Every internet company is always one click away from ruin, but this is especially true for a business based on search engine ad revenue. Facebook, Twitter, Windows, most information companies count on the network effect to force people to stay with them, Google just counts on a technological gap that is closing. For Google search, the competition is always at the reach of one finger, and until Google succeeds in establishing its network of cloud services, a large part of its value still relies on goodwill.
As I said above, Google’s decision to stop collaborating with the censors is admirable, but to engage in brinkmanship with a country is a disastrous mistake. Google enters a new and risky game, with players far more powerful than itself, where it has more to lose than to win. If it doesn’t tone down its message very quickly, it risks being completely banned from China, which is a very different thing from just closing Google.cn.
First of all, this would mean that it abandons the activists that it supposedly cares about, and that Google.com, the only non-manipulated search engine popular in China, will most likely be blocked. Worse still, it means that Google of all companies, the one that is proposing to keep in storage all the data of our lives, admits to being defeated by the Chinese in the business of IP protection.
From the market perspective, it is even worse. The Chinese language might make up more than one third of the whole internet in this decade, and whatever Google’s share is today, disappearing from China will have immense consequences in the future online scene. Not only it increases the dangerous divide of the internets we already mentioned, but it effectively destroys any chance of Google becoming a truly universal company.
But for Google itself, there is one thing more dangerous than all that.
Non Evil vs Politics
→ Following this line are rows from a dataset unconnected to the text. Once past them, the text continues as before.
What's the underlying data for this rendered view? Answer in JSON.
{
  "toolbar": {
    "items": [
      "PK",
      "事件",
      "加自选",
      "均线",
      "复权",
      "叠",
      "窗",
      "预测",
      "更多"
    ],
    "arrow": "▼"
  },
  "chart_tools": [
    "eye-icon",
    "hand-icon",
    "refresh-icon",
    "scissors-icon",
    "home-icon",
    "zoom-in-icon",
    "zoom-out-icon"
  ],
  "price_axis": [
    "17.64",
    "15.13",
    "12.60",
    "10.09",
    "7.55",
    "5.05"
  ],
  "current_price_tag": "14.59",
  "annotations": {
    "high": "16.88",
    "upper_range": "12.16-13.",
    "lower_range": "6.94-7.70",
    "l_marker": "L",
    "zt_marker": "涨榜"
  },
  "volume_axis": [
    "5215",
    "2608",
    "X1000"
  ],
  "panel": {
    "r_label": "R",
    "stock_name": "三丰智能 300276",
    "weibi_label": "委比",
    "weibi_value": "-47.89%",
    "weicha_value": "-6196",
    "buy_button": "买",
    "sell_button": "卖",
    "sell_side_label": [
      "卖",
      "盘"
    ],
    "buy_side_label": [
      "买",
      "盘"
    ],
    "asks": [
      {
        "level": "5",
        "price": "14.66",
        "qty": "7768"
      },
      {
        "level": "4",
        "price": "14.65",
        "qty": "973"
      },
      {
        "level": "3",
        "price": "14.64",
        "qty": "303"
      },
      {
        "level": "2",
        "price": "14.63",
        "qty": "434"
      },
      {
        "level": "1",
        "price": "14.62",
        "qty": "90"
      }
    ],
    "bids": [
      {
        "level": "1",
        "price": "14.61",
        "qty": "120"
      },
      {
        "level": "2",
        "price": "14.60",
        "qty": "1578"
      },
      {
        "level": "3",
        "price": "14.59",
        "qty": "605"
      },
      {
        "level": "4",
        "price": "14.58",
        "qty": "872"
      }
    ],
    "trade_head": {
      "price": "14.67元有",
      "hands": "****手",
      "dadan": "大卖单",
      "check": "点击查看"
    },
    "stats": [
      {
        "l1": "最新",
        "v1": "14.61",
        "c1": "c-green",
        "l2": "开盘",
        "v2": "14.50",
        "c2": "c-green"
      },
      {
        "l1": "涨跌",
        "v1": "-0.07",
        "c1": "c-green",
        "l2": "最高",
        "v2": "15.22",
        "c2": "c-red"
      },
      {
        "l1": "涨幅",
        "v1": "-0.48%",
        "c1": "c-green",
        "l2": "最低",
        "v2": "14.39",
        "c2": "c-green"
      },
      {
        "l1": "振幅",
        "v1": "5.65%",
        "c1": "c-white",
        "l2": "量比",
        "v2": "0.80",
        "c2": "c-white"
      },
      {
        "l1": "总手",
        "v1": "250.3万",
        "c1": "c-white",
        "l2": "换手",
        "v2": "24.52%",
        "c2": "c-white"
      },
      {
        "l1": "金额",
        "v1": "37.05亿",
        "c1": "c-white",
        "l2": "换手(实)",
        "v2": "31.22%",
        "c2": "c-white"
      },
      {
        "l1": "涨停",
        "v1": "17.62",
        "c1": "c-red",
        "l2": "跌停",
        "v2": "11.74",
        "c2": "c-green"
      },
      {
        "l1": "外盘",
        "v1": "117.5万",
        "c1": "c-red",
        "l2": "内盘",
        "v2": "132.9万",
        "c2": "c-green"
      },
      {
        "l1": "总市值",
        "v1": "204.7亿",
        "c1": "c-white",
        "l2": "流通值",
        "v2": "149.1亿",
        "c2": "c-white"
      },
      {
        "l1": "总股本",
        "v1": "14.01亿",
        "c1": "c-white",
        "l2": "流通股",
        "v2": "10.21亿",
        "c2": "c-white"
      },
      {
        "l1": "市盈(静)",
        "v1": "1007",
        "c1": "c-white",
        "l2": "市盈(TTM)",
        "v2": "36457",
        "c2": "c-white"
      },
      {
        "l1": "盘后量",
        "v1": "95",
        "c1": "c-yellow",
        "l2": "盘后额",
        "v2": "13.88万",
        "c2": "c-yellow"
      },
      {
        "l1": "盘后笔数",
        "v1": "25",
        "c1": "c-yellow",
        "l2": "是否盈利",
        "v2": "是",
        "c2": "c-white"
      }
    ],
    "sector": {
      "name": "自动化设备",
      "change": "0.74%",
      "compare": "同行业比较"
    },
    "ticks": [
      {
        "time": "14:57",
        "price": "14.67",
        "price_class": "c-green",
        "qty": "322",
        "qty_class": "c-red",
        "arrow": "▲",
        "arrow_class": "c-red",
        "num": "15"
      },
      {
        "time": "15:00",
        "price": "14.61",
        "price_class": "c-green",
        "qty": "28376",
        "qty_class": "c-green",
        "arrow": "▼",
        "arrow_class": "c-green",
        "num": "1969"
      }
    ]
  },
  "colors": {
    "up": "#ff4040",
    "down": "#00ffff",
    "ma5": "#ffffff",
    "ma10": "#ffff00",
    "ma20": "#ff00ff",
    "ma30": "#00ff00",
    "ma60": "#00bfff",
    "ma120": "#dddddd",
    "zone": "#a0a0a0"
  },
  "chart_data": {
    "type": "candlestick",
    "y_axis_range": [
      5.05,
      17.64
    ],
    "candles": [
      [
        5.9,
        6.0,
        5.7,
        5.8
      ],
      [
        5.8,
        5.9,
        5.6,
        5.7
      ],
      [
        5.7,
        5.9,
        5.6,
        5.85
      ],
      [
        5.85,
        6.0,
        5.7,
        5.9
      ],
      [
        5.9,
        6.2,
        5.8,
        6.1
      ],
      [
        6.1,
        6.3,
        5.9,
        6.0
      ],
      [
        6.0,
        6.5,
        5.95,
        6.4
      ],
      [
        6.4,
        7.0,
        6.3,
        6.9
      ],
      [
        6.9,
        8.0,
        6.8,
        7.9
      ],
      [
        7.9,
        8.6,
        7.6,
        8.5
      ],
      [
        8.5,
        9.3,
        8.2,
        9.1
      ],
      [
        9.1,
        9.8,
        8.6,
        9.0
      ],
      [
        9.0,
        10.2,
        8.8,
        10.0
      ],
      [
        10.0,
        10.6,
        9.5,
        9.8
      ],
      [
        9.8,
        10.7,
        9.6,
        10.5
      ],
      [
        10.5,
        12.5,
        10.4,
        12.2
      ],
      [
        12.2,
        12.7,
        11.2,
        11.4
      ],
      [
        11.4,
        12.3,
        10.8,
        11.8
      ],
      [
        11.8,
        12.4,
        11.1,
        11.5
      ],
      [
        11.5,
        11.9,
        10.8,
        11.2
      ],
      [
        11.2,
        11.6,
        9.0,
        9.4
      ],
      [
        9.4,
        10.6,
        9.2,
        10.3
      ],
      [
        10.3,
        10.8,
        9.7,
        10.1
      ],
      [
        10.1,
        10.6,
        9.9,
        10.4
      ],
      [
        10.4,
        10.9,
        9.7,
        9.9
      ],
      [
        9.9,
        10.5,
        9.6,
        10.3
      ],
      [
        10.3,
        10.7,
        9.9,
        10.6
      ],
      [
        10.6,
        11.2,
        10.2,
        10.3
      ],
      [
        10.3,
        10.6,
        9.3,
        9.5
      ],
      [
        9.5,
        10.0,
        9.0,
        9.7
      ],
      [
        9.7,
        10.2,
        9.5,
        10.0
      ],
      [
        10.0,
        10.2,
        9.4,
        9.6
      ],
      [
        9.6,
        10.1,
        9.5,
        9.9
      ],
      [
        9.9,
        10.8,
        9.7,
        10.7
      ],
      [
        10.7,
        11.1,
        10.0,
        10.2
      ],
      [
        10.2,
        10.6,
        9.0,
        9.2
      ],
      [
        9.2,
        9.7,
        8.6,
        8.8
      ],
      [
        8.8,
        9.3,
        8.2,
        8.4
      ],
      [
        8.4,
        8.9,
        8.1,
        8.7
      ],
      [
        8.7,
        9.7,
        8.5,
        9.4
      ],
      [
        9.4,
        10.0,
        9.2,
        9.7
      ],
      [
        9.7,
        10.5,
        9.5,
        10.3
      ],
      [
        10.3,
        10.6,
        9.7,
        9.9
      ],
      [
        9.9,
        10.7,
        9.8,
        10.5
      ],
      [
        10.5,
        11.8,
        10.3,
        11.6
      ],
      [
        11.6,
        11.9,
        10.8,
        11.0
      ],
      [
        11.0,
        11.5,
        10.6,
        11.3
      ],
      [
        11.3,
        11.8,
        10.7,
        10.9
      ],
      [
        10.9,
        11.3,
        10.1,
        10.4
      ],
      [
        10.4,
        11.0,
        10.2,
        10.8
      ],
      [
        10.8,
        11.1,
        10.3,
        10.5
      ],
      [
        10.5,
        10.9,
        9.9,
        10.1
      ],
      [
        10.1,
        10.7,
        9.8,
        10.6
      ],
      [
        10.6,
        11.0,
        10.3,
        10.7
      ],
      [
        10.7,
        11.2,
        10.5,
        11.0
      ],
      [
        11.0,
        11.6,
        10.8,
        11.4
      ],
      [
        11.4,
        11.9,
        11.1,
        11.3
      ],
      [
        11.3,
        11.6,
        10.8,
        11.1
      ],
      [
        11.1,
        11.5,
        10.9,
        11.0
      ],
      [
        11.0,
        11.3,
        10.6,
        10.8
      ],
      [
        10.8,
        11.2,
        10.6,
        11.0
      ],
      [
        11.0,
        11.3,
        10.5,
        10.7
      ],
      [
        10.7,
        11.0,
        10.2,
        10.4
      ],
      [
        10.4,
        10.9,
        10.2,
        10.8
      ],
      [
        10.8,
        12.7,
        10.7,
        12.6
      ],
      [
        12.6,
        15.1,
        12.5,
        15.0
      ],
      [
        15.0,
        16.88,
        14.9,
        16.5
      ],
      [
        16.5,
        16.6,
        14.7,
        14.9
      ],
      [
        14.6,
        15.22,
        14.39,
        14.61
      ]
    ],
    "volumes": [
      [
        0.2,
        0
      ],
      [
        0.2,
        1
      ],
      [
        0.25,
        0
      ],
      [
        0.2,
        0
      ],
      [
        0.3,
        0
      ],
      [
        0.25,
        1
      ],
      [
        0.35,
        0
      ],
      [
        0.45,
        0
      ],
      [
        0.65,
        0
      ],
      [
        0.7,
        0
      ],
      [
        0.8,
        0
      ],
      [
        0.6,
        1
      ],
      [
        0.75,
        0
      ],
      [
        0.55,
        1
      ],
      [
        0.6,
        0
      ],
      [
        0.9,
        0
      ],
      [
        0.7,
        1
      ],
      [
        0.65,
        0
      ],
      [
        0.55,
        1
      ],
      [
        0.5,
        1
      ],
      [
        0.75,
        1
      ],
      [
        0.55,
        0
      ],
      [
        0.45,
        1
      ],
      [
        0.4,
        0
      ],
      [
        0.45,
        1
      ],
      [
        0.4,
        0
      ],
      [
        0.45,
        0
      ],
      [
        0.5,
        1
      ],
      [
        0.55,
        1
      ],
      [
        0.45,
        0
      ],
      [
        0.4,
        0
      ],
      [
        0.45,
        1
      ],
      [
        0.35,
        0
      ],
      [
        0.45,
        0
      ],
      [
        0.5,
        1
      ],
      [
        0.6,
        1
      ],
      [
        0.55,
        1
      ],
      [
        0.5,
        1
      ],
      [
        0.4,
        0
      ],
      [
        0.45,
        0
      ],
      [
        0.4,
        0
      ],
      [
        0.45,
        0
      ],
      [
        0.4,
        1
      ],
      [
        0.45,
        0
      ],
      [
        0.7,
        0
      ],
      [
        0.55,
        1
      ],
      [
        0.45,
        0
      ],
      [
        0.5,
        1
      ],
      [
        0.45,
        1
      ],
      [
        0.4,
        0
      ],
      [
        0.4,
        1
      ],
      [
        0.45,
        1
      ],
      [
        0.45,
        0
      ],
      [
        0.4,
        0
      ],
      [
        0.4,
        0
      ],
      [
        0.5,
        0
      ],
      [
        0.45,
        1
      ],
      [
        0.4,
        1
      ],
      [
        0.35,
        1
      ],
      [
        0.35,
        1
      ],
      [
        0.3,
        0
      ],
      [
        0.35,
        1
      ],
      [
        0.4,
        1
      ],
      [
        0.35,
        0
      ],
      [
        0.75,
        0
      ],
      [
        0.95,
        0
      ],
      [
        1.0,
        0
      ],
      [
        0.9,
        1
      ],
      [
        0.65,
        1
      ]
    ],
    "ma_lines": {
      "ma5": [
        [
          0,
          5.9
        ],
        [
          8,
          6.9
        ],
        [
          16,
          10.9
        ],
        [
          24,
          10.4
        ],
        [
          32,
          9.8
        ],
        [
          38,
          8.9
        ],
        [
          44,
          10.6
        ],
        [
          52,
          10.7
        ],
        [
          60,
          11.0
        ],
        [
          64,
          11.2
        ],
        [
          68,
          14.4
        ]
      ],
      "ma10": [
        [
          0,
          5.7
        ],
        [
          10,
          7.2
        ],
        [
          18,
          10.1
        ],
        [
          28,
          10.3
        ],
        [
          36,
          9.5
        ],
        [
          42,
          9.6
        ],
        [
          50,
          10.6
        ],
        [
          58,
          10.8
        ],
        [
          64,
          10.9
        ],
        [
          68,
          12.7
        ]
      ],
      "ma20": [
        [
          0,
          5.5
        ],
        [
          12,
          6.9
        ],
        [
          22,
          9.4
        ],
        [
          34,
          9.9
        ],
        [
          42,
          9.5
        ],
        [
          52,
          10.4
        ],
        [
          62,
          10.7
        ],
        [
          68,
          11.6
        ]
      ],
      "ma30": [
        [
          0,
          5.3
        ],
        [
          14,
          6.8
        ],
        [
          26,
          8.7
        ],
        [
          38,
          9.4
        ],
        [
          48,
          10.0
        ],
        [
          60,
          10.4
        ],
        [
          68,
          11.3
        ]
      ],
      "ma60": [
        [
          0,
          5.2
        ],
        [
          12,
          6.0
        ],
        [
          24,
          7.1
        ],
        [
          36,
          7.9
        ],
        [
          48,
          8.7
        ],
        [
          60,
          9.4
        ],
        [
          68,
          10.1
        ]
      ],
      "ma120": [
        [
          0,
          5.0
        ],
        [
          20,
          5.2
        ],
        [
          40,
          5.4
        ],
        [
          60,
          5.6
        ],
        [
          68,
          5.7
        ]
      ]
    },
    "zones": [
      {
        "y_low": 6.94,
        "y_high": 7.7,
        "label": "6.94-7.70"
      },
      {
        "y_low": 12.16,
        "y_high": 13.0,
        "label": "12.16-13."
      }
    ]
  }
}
The motto “don’t do evil” is negative, it suggests non alignment, passive resistance to the invaders, benevolence and pacifism. It would have been much better for Google to simply stop censoring some information, critical content like the Charter 08 and its imprisoned author, while trying to content the CCP by hiding boobs and ankles. They might have still been sent out of the country, but it would have been for a good cause, and the World would have been watching.
On the contrary, by openly challenging the government of China, the onus of proof lies now entirely on Google’s shoulders. And by letting itself be seen hand in hand with the US government, Google is taking sides in World politics. The neutral, non-aligned company that was meant to become the government of the internet suddenly becomes an American corporation. How will the non-American internet see this?
A company that speaks up against some evils will be expected to fight others as well, people will start asking Google to speak against certain American policies in the Middle East, or to leave the country if it is in disagreement with the Patriot Act. The voice will turn that Google is at the service of the USA, and for a big part of the World, including many in the West, Google will forever be marked with the stink of politics. It will still be a good company, certainly, like the CNN. But it will just not be the company anymore.
As it is today, the Chinese government is not particularly interested in seeing Google leave, so it will not push things further. If Google.cn manages to be sent out quietly and not make too big a mess of it, the situation may still end up favourably for them…
Please, Google, do not lend your name to a new American crusade. The offline World has had enough of imported freedom and democracy bombs, we don’t need the same on the internet. Democracy, like love, has to come from the inside, it is achieved with patience and daily work, like you have been doing these four years. Stay at your post, keep working for China and for all of us, don’t let the internet be divided. And the online World will be yours.